ACTION ITEM: List each line of the data that holds the string "username".
SOURCE INFORMATION below:
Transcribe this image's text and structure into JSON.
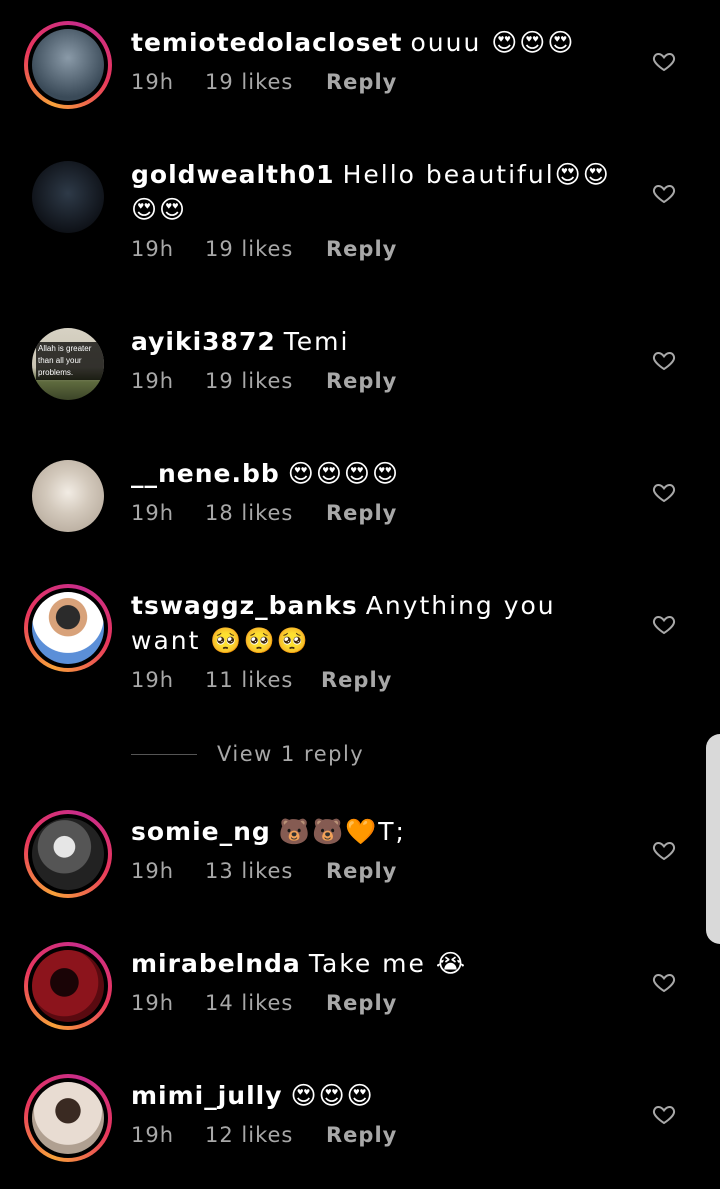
{
  "comments": [
    {
      "username": "temiotedolacloset",
      "text": "ouuu 😍😍😍",
      "time": "19h",
      "likes": "19 likes",
      "reply": "Reply",
      "avatar_color": "#4a5a68",
      "ring": true
    },
    {
      "username": "goldwealth01",
      "text": "Hello beautiful😍😍😍😍",
      "time": "19h",
      "likes": "19 likes",
      "reply": "Reply",
      "avatar_color": "#1e2a36",
      "ring": false
    },
    {
      "username": "ayiki3872",
      "text": "Temi",
      "time": "19h",
      "likes": "19 likes",
      "reply": "Reply",
      "avatar_color": "#6b7350",
      "ring": false,
      "avatar_text": "Allah is greater than all your problems."
    },
    {
      "username": "__nene.bb",
      "text": "😍😍😍😍",
      "time": "19h",
      "likes": "18 likes",
      "reply": "Reply",
      "avatar_color": "#c9bfb3",
      "ring": false
    },
    {
      "username": "tswaggz_banks",
      "text": "Anything you want 🥺🥺🥺",
      "time": "19h",
      "likes": "11 likes",
      "reply": "Reply",
      "avatar_color": "#e8edf2",
      "ring": true
    },
    {
      "username": "somie_ng",
      "text": "🐻🐻🧡T;",
      "time": "19h",
      "likes": "13 likes",
      "reply": "Reply",
      "avatar_color": "#777777",
      "ring": true
    },
    {
      "username": "mirabelnda",
      "text": "Take me 😭",
      "time": "19h",
      "likes": "14 likes",
      "reply": "Reply",
      "avatar_color": "#7a1218",
      "ring": true
    },
    {
      "username": "mimi_jully",
      "text": "😍😍😍",
      "time": "19h",
      "likes": "12 likes",
      "reply": "Reply",
      "avatar_color": "#b9a79a",
      "ring": true
    }
  ],
  "view_replies": "View 1 reply",
  "colors": {
    "background": "#000000",
    "meta_text": "#a8a8a8",
    "ring_start": "#f7a13a",
    "ring_end": "#c72c8c"
  }
}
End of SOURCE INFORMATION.
EXERCISE OUTPUT:
      "username": "temiotedolacloset",
      "username": "goldwealth01",
      "username": "ayiki3872",
      "username": "__nene.bb",
      "username": "tswaggz_banks",
      "username": "somie_ng",
      "username": "mirabelnda",
      "username": "mimi_jully",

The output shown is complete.